Since the LASIK procedure is performed on the surface of the cornea, (see diagram) and with cataract surgery, the lens implant is placed through the pupil, behind the colored iris, neither area is negatively affected by the other surgery.
If you had cataract surgery, say 5 years ago, and you require LASIK to improve your myopia (nearsightedness), hyperopia (farsightedness) or astigmatism, the LASIK procedure would reshape the front of your cornea and would not adversely affect the positive results achieved with your prior cataract removal and lens implant surgery.
Multifocal patients may need to have their cornea’s polished to enhance the quality of vision using an excimer laser. Here no flap is lifted(like in Lasik) but the laser is only applied to the surface ( called surface ablation) A few days of discomfort and the vision becomes sharp.
What if I have other eye conditions and need cataract surgery?
Many people who need cataract surgery also have other eye conditions, such as age-related macular degeneration or glaucoma.
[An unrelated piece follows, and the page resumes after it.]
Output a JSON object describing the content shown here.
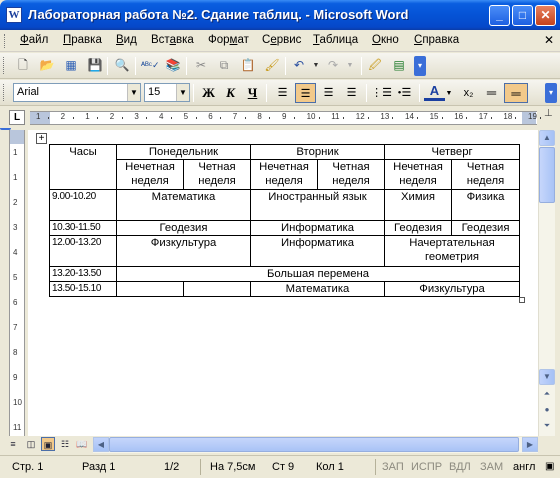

Having another eye problem is only important as far as it affects the final visual outcome following the cataract surgery. For example, if you have a central retinal degeneration, the only improvement likely following a cataract is to enhance the side vision and improve clarity but the number of lines in the chart you can see will remain the same. It differs from patient to patient.